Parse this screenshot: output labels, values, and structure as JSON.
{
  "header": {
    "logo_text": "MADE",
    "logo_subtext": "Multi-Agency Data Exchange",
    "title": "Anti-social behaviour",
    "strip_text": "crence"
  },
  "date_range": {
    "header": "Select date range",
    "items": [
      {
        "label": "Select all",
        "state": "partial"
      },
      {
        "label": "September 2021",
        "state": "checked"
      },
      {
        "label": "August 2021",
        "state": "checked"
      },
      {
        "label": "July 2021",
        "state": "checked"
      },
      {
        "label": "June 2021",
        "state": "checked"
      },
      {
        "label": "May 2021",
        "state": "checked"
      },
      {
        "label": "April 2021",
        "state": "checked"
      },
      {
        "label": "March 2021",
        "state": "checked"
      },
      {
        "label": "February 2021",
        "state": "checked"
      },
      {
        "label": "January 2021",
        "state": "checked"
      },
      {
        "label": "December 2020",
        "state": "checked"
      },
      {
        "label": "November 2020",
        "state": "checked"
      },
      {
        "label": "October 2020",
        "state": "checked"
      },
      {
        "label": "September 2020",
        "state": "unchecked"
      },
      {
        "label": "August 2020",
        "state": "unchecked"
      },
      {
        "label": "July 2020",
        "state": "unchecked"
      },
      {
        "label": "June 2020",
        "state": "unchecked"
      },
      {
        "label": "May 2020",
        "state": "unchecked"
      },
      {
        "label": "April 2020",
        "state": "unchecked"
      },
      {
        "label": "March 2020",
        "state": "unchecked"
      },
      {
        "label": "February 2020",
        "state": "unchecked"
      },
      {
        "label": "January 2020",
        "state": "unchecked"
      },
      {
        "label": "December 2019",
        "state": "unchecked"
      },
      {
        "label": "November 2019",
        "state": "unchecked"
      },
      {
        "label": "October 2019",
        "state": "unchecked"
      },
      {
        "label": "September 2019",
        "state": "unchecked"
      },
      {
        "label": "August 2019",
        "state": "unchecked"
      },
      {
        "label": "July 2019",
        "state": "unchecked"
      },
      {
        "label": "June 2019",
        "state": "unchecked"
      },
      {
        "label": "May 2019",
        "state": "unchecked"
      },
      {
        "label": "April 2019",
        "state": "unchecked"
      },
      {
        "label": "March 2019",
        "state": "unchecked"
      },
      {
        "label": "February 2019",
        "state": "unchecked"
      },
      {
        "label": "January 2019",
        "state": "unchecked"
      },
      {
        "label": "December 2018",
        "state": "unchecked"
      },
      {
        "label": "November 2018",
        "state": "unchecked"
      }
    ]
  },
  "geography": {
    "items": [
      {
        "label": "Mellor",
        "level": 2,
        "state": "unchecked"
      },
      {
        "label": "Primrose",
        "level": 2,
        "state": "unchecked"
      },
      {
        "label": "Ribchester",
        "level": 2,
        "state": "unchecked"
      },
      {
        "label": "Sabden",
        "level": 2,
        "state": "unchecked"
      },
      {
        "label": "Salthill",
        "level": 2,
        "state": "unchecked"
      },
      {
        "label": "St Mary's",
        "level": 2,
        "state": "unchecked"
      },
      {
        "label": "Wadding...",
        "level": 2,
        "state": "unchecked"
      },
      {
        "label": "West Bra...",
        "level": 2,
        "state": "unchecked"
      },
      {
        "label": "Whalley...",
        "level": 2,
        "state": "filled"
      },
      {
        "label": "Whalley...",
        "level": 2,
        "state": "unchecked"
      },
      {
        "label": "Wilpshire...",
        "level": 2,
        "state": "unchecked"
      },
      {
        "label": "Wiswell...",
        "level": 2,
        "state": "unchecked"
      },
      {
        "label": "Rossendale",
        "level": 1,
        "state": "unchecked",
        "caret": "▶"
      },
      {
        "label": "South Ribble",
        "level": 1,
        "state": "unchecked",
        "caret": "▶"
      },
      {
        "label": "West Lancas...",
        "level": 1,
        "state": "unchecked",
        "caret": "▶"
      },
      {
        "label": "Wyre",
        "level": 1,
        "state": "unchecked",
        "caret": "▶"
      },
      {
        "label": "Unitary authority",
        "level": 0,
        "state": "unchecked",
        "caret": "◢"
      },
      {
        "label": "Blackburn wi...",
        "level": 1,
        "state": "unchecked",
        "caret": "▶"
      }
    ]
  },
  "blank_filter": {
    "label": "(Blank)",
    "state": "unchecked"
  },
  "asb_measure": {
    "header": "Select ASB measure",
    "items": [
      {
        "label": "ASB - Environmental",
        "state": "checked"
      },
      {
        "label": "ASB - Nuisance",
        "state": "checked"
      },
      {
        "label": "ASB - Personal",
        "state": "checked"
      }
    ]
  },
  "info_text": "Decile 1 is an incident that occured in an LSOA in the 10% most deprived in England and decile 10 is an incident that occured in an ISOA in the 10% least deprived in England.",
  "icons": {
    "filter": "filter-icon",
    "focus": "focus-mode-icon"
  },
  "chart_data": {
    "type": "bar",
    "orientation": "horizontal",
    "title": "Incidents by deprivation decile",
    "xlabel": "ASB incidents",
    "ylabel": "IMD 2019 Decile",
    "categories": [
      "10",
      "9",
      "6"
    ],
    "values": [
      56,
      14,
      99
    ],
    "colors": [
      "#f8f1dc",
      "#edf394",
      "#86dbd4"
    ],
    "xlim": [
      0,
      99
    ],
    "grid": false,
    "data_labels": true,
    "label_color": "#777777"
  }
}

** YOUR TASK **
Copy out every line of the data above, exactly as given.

** FINISHED EXERCISE **
Parse this screenshot: output labels, values, and structure as JSON.
{
  "header": {
    "logo_text": "MADE",
    "logo_subtext": "Multi-Agency Data Exchange",
    "title": "Anti-social behaviour",
    "strip_text": "crence"
  },
  "date_range": {
    "header": "Select date range",
    "items": [
      {
        "label": "Select all",
        "state": "partial"
      },
      {
        "label": "September 2021",
        "state": "checked"
      },
      {
        "label": "August 2021",
        "state": "checked"
      },
      {
        "label": "July 2021",
        "state": "checked"
      },
      {
        "label": "June 2021",
        "state": "checked"
      },
      {
        "label": "May 2021",
        "state": "checked"
      },
      {
        "label": "April 2021",
        "state": "checked"
      },
      {
        "label": "March 2021",
        "state": "checked"
      },
      {
        "label": "February 2021",
        "state": "checked"
      },
      {
        "label": "January 2021",
        "state": "checked"
      },
      {
        "label": "December 2020",
        "state": "checked"
      },
      {
        "label": "November 2020",
        "state": "checked"
      },
      {
        "label": "October 2020",
        "state": "checked"
      },
      {
        "label": "September 2020",
        "state": "unchecked"
      },
      {
        "label": "August 2020",
        "state": "unchecked"
      },
      {
        "label": "July 2020",
        "state": "unchecked"
      },
      {
        "label": "June 2020",
        "state": "unchecked"
      },
      {
        "label": "May 2020",
        "state": "unchecked"
      },
      {
        "label": "April 2020",
        "state": "unchecked"
      },
      {
        "label": "March 2020",
        "state": "unchecked"
      },
      {
        "label": "February 2020",
        "state": "unchecked"
      },
      {
        "label": "January 2020",
        "state": "unchecked"
      },
      {
        "label": "December 2019",
        "state": "unchecked"
      },
      {
        "label": "November 2019",
        "state": "unchecked"
      },
      {
        "label": "October 2019",
        "state": "unchecked"
      },
      {
        "label": "September 2019",
        "state": "unchecked"
      },
      {
        "label": "August 2019",
        "state": "unchecked"
      },
      {
        "label": "July 2019",
        "state": "unchecked"
      },
      {
        "label": "June 2019",
        "state": "unchecked"
      },
      {
        "label": "May 2019",
        "state": "unchecked"
      },
      {
        "label": "April 2019",
        "state": "unchecked"
      },
      {
        "label": "March 2019",
        "state": "unchecked"
      },
      {
        "label": "February 2019",
        "state": "unchecked"
      },
      {
        "label": "January 2019",
        "state": "unchecked"
      },
      {
        "label": "December 2018",
        "state": "unchecked"
      },
      {
        "label": "November 2018",
        "state": "unchecked"
      }
    ]
  },
  "geography": {
    "items": [
      {
        "label": "Mellor",
        "level": 2,
        "state": "unchecked"
      },
      {
        "label": "Primrose",
        "level": 2,
        "state": "unchecked"
      },
      {
        "label": "Ribchester",
        "level": 2,
        "state": "unchecked"
      },
      {
        "label": "Sabden",
        "level": 2,
        "state": "unchecked"
      },
      {
        "label": "Salthill",
        "level": 2,
        "state": "unchecked"
      },
      {
        "label": "St Mary's",
        "level": 2,
        "state": "unchecked"
      },
      {
        "label": "Wadding...",
        "level": 2,
        "state": "unchecked"
      },
      {
        "label": "West Bra...",
        "level": 2,
        "state": "unchecked"
      },
      {
        "label": "Whalley...",
        "level": 2,
        "state": "filled"
      },
      {
        "label": "Whalley...",
        "level": 2,
        "state": "unchecked"
      },
      {
        "label": "Wilpshire...",
        "level": 2,
        "state": "unchecked"
      },
      {
        "label": "Wiswell...",
        "level": 2,
        "state": "unchecked"
      },
      {
        "label": "Rossendale",
        "level": 1,
        "state": "unchecked",
        "caret": "▶"
      },
      {
        "label": "South Ribble",
        "level": 1,
        "state": "unchecked",
        "caret": "▶"
      },
      {
        "label": "West Lancas...",
        "level": 1,
        "state": "unchecked",
        "caret": "▶"
      },
      {
        "label": "Wyre",
        "level": 1,
        "state": "unchecked",
        "caret": "▶"
      },
      {
        "label": "Unitary authority",
        "level": 0,
        "state": "unchecked",
        "caret": "◢"
      },
      {
        "label": "Blackburn wi...",
        "level": 1,
        "state": "unchecked",
        "caret": "▶"
      }
    ]
  },
  "blank_filter": {
    "label": "(Blank)",
    "state": "unchecked"
  },
  "asb_measure": {
    "header": "Select ASB measure",
    "items": [
      {
        "label": "ASB - Environmental",
        "state": "checked"
      },
      {
        "label": "ASB - Nuisance",
        "state": "checked"
      },
      {
        "label": "ASB - Personal",
        "state": "checked"
      }
    ]
  },
  "info_text": "Decile 1 is an incident that occured in an LSOA in the 10% most deprived in England and decile 10 is an incident that occured in an ISOA in the 10% least deprived in England.",
  "icons": {
    "filter": "filter-icon",
    "focus": "focus-mode-icon"
  },
  "chart_data": {
    "type": "bar",
    "orientation": "horizontal",
    "title": "Incidents by deprivation decile",
    "xlabel": "ASB incidents",
    "ylabel": "IMD 2019 Decile",
    "categories": [
      "10",
      "9",
      "6"
    ],
    "values": [
      56,
      14,
      99
    ],
    "colors": [
      "#f8f1dc",
      "#edf394",
      "#86dbd4"
    ],
    "xlim": [
      0,
      99
    ],
    "grid": false,
    "data_labels": true,
    "label_color": "#777777"
  }
}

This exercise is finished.